Exercise details:
Keep every line in which "left" occurs and drop the rest of the data.

Input material:
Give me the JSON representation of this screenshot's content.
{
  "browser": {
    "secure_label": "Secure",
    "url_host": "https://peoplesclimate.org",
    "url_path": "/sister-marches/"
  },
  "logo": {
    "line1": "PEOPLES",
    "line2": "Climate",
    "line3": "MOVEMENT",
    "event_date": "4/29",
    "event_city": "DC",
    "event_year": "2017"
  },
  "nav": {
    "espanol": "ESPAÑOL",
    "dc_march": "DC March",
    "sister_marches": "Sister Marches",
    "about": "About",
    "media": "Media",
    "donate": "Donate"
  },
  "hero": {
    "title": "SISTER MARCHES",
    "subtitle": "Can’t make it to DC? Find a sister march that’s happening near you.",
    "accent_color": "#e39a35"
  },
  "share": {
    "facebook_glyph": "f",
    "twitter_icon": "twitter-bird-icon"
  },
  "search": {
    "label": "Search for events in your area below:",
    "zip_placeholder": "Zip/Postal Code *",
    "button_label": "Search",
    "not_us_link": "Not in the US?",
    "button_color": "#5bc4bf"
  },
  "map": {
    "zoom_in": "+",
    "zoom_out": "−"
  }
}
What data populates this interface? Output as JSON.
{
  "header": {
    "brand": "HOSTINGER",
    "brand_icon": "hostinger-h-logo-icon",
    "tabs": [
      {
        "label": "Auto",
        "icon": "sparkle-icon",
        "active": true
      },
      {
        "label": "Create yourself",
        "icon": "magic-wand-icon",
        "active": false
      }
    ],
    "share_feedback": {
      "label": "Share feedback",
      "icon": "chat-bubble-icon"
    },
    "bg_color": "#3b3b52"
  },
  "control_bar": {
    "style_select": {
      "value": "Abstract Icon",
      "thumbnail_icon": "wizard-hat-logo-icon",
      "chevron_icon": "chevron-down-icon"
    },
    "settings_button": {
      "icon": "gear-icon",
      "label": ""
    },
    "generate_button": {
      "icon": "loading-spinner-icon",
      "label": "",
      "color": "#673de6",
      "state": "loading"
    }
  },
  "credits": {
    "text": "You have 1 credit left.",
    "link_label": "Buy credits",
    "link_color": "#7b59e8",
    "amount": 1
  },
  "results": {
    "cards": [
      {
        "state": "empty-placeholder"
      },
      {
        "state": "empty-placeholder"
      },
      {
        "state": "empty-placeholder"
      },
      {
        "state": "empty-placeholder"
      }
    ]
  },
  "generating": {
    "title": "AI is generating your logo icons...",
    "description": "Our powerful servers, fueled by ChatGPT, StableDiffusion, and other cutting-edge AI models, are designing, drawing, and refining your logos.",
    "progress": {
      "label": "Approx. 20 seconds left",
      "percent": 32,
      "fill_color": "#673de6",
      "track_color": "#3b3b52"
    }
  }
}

Problem solution:
    "text": "You have 1 credit left.",
      "label": "Approx. 20 seconds left",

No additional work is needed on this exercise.